--- START ---
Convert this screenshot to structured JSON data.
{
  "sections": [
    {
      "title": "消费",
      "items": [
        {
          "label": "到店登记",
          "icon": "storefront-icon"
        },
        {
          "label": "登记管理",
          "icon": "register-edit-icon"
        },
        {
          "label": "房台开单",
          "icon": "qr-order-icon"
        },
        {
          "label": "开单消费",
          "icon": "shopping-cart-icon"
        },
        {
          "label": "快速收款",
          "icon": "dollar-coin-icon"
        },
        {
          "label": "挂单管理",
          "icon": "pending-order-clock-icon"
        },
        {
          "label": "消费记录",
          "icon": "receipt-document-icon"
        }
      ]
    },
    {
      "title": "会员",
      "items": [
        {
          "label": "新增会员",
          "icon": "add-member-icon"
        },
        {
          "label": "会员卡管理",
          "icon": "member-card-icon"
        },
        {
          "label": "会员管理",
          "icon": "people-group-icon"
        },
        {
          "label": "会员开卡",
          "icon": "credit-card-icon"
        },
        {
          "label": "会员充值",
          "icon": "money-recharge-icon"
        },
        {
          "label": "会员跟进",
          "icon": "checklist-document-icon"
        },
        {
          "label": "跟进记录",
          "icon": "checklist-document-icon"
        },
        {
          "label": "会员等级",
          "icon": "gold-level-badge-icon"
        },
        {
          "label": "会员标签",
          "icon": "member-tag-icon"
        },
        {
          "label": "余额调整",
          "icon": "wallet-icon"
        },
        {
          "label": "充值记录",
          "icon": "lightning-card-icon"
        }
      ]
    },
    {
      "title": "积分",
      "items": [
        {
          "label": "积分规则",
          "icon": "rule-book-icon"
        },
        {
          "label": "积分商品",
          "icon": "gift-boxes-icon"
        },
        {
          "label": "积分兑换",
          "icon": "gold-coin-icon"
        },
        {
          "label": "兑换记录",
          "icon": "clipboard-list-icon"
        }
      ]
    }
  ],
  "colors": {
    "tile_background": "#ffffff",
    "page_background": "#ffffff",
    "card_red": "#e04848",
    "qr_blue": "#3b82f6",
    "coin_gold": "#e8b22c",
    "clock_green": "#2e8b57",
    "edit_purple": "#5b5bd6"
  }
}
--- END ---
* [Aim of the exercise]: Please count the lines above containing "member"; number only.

* [Answer section]: 3